The night was quiet and only local patrols were sent out.

Advance to Guerinat – 10th April.

At 0830hrs, Brigade Commander left Command Post to establish Command OP at 4244 and at 0900, 1 RIrF began to filter forward by platoons and coys on Mahdi itself, while 6 Innisks moved up to 16 DLI area ready to follow on. The point was not to commit the main body in the open until it was safe to advance.

Division reported at 1020 that NIH tanks had found no opposition as far as 4747 and believed the ground clear of enemy tanks to 5253. Nothing had been seen on Djebel Rmel 4749. Division then sent a squadron 56 Recce Regiment to come under command NIH 4747 and the next plan (announced by the LO to command post at 1215) was to send 6 Black Watch to Djebel Rhel under command 36 Brigade.

At 1055, 1 RIrF reported they had reached the end of the broken ground on Mahdi and by 1110, the forward troops had reached 430463. At 1245, 1 RIrF reports things going well and pretty quickly at 440479 and estimate to go on in 20 minutes.

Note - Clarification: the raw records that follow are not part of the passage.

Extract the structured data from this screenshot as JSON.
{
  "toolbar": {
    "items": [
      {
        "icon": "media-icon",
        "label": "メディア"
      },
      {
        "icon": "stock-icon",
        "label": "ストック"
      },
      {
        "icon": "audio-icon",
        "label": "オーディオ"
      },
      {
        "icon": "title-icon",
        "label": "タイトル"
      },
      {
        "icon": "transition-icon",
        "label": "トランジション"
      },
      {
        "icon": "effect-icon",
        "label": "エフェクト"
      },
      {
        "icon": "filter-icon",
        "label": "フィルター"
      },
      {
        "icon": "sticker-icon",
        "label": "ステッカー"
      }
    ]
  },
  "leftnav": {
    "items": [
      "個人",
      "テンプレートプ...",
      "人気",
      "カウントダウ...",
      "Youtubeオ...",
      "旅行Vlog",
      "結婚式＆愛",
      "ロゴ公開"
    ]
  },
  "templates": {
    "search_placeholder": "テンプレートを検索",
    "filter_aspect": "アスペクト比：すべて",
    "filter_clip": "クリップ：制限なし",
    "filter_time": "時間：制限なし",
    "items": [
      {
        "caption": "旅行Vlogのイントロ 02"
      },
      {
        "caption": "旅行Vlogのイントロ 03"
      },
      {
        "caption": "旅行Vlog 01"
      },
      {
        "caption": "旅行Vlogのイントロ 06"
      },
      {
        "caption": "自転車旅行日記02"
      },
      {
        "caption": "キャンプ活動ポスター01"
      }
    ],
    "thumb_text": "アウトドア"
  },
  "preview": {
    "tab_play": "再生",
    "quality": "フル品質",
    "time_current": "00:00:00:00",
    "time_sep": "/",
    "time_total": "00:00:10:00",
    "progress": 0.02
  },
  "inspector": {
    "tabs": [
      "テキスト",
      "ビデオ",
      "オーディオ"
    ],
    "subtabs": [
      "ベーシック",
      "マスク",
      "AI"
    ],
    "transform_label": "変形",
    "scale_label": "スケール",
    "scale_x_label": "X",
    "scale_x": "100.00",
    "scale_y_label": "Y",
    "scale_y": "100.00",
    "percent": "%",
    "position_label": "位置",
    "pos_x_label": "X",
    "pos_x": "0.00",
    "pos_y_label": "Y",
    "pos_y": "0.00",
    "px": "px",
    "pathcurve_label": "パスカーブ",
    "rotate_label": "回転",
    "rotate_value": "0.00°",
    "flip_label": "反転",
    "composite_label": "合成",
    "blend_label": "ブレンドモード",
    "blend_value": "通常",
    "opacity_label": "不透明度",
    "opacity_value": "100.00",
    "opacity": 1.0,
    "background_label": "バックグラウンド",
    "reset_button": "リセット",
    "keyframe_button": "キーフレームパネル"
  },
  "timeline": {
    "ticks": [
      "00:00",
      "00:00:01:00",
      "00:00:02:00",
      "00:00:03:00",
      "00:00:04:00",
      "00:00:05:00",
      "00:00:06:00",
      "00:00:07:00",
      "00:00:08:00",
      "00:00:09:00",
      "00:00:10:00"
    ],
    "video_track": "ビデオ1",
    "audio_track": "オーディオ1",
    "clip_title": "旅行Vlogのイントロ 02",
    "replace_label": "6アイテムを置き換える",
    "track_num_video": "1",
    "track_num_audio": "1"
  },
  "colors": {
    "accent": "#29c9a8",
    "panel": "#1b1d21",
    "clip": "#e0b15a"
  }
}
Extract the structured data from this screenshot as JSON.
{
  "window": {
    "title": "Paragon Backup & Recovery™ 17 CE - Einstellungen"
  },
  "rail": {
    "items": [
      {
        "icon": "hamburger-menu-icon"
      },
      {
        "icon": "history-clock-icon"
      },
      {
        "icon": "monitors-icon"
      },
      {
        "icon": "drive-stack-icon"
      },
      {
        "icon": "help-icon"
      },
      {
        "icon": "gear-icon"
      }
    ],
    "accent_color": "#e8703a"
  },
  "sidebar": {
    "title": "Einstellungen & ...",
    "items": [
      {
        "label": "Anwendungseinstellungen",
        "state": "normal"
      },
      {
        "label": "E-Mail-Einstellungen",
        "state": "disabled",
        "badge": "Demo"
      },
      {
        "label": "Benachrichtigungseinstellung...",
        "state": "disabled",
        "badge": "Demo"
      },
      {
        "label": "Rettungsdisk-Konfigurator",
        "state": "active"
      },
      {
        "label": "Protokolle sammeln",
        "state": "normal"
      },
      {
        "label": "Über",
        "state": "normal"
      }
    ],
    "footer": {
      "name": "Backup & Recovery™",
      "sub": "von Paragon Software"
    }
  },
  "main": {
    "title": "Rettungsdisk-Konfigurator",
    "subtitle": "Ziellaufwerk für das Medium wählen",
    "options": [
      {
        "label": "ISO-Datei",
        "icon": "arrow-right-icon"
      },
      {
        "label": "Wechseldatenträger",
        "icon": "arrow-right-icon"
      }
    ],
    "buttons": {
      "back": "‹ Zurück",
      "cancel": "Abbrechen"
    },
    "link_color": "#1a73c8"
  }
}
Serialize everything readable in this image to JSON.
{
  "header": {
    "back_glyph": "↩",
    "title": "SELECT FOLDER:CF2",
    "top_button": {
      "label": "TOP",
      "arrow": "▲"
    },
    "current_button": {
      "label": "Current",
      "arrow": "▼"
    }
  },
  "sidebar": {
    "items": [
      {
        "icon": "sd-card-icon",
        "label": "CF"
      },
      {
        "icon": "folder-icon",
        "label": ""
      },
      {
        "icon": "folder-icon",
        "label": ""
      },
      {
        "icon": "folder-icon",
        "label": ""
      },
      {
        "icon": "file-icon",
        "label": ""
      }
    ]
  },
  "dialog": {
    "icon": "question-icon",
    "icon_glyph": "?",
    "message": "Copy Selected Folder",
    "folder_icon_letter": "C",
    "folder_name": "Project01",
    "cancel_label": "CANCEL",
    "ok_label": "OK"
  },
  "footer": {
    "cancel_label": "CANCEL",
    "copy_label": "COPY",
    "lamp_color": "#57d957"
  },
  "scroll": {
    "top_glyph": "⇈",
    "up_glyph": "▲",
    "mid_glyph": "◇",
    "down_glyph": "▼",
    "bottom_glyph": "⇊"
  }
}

Air.

Tac/R gave information of retreating enemy in Dr Bed Valley, and at 0935 saw a large coin of MT 5350 going north east. This target was accepted and at 1115, Hurricanes bombed it with good effect. Infantry, MT and 12 guns were also attacked in wadi 5757.

Our infantry pushed on entirely unopposed, though the tanks were engaged by mortar fires from 448482 and at 1350 RE was ordered to send a bulldozer to carry on work on the track up to Mahdi. By 1420, a plan with artillery support was made and put into operation and at 1515, 1 RIrF were on objective Djebel Guerinat having experienced no opposition. Only sign of enemy was 30 men and 6 mules at 4055, and they were shelled by our artillery and disappeared south west.

Consolidation was completed by 1730 and daylight patrols north and west of the objective had no contact. Meanwhile, 6 Innisks were called forward to Si Aneur 4447 and 2 Hamps went to Mahdi.

Night – 10th/11th April.

At 1830hrs, command post was moved to 420445 and Brigade HQ and A Echelon moved up at 1930 to farm 386392 and area 3734 respectively. 6 Innisks were estimated to be at Si Ameur 4447 and 1 RIrF on the ridge of Djebel Guerinat. Night patrols to 430515 and 408509 searched the hill slopes at their objectives and found absolutely no sign of enemy. In other respects the night was quiet.

Events – 11th April.

1 RIrF 4349 and 6 Innisks 4447 were still in position and 1 RIrF sent a Coy to 420523 to block the retreat of enemy from Hunt’s Gap area. Nothing, however, came into the net and at 1930hrs, 1 RIrF, followed by 6 Innisks, withdrew to rest area, around Plateau Farm 386392.

Air.

During the day, dive bombers were fairly active in the divisional area. At 1000hrs, a low flying Cannon fighter attacked 6 Innisks and two men were wounded. Brigade Commander was there at the time. At 1315, 10 bombs were dropped 500 yards east of the Command Post 420445 and there were repeated efforts to hit Oued Zarga bridge. During the morning, two Stukas were shot down.

Our air was active against enemy MT and aerodromes. The report is typical:

“Hurribombers attacked Depienne aerodrome. At 1730hrs, 6 to 8 bursts on north west corner of landing ground, two among blast shelters, one on perimeter track, three in centre of landing ground.”

Conclusion.

By 2330hrs, 1 RIrF and 6 Innisks reported in position area Plateau Farm.